- [Exercise details]
What lines of the data below hold the string "Notes"? Copy each one.

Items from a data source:
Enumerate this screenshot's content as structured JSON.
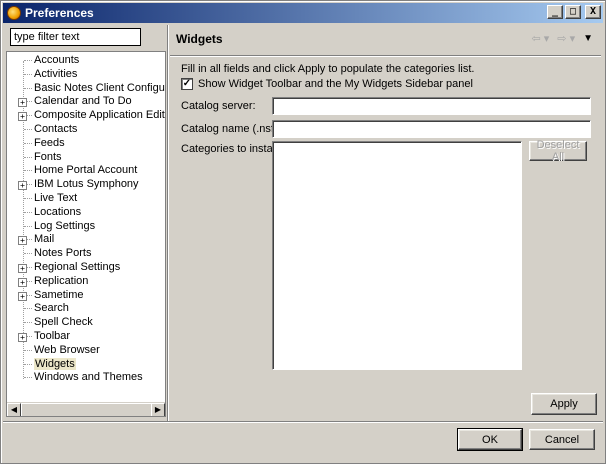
{
  "window": {
    "title": "Preferences"
  },
  "title_buttons": {
    "minimize": "_",
    "maximize": "□",
    "close": "X"
  },
  "filter": {
    "value": "type filter text"
  },
  "tree": {
    "items": [
      {
        "label": "Accounts",
        "expandable": false,
        "selected": false
      },
      {
        "label": "Activities",
        "expandable": false,
        "selected": false
      },
      {
        "label": "Basic Notes Client Configuration",
        "expandable": false,
        "selected": false
      },
      {
        "label": "Calendar and To Do",
        "expandable": true,
        "selected": false
      },
      {
        "label": "Composite Application Editor",
        "expandable": true,
        "selected": false
      },
      {
        "label": "Contacts",
        "expandable": false,
        "selected": false
      },
      {
        "label": "Feeds",
        "expandable": false,
        "selected": false
      },
      {
        "label": "Fonts",
        "expandable": false,
        "selected": false
      },
      {
        "label": "Home Portal Account",
        "expandable": false,
        "selected": false
      },
      {
        "label": "IBM Lotus Symphony",
        "expandable": true,
        "selected": false
      },
      {
        "label": "Live Text",
        "expandable": false,
        "selected": false
      },
      {
        "label": "Locations",
        "expandable": false,
        "selected": false
      },
      {
        "label": "Log Settings",
        "expandable": false,
        "selected": false
      },
      {
        "label": "Mail",
        "expandable": true,
        "selected": false
      },
      {
        "label": "Notes Ports",
        "expandable": false,
        "selected": false
      },
      {
        "label": "Regional Settings",
        "expandable": true,
        "selected": false
      },
      {
        "label": "Replication",
        "expandable": true,
        "selected": false
      },
      {
        "label": "Sametime",
        "expandable": true,
        "selected": false
      },
      {
        "label": "Search",
        "expandable": false,
        "selected": false
      },
      {
        "label": "Spell Check",
        "expandable": false,
        "selected": false
      },
      {
        "label": "Toolbar",
        "expandable": true,
        "selected": false
      },
      {
        "label": "Web Browser",
        "expandable": false,
        "selected": false
      },
      {
        "label": "Widgets",
        "expandable": false,
        "selected": true
      },
      {
        "label": "Windows and Themes",
        "expandable": false,
        "selected": false
      }
    ]
  },
  "page": {
    "title": "Widgets",
    "info": "Fill in all fields and click Apply to populate the categories list.",
    "show_toolbar": {
      "label": "Show Widget Toolbar and the My Widgets Sidebar panel",
      "checked": true
    },
    "catalog_server": {
      "label": "Catalog server:",
      "value": ""
    },
    "catalog_name": {
      "label": "Catalog name (.nsf):",
      "value": ""
    },
    "categories": {
      "label": "Categories to install:"
    },
    "deselect_all": "Deselect All",
    "apply": "Apply"
  },
  "icons": {
    "back": "back-arrow-icon",
    "forward": "forward-arrow-icon",
    "menu": "view-menu-icon"
  },
  "footer": {
    "ok": "OK",
    "cancel": "Cancel"
  }
}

- [Result for this task]
        "label": "Basic Notes Client Configuration",
        "label": "Notes Ports",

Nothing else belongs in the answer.